> [SUPPLIED DATA]
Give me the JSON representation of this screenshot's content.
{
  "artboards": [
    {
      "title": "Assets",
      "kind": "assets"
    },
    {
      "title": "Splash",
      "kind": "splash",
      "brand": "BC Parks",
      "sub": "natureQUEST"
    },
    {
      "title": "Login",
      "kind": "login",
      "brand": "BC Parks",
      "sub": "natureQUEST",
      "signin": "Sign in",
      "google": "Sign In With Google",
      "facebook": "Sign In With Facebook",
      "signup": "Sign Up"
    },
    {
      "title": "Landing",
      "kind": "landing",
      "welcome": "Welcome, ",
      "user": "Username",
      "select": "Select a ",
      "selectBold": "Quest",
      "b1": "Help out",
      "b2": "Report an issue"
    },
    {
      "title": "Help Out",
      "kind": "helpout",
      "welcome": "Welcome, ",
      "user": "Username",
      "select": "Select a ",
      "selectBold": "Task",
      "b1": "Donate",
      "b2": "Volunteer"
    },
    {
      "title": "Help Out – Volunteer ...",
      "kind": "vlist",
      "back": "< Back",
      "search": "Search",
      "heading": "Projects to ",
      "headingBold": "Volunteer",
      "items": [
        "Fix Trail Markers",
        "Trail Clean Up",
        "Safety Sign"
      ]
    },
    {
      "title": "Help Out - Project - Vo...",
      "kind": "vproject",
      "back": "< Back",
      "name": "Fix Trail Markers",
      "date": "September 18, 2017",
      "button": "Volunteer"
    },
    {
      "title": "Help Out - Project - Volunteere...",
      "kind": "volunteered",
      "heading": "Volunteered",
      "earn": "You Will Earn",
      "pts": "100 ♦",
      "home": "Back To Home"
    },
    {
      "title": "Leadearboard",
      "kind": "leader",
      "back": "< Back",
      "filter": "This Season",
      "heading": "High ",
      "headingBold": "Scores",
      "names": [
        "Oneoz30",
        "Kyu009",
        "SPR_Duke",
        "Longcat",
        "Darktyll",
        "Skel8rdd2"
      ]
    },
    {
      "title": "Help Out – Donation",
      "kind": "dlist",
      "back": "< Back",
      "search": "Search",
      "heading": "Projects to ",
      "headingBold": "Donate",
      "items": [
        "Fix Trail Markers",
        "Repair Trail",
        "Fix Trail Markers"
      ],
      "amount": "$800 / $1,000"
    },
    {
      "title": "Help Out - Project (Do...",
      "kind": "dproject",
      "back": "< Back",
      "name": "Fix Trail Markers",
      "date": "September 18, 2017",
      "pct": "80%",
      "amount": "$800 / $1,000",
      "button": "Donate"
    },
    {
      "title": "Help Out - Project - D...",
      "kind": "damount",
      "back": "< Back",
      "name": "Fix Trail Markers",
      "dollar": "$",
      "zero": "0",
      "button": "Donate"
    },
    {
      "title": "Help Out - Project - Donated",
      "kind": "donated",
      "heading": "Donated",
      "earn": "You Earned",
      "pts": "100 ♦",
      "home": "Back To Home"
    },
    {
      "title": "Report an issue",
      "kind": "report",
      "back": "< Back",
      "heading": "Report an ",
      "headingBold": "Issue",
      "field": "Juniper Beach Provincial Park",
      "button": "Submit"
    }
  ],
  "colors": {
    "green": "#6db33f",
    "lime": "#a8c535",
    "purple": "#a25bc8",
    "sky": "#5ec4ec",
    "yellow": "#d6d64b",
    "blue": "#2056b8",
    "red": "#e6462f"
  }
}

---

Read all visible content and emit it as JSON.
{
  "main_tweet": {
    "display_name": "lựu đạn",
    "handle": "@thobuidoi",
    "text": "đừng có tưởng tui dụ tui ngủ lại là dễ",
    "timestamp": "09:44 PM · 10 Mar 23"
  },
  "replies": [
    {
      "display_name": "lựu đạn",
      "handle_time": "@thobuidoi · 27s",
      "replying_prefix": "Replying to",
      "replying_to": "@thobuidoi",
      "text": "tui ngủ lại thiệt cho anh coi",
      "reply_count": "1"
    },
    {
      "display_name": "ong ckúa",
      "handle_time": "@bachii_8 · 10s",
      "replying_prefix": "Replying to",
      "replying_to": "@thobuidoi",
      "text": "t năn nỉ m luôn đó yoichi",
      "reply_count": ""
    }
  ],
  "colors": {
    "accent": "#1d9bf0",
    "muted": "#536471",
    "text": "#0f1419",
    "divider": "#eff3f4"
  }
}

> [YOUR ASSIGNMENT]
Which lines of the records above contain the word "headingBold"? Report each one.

> [OUTPUT FOR THIS EXERCISE]
      "headingBold": "Volunteer",
      "headingBold": "Scores",
      "headingBold": "Donate",
      "headingBold": "Issue",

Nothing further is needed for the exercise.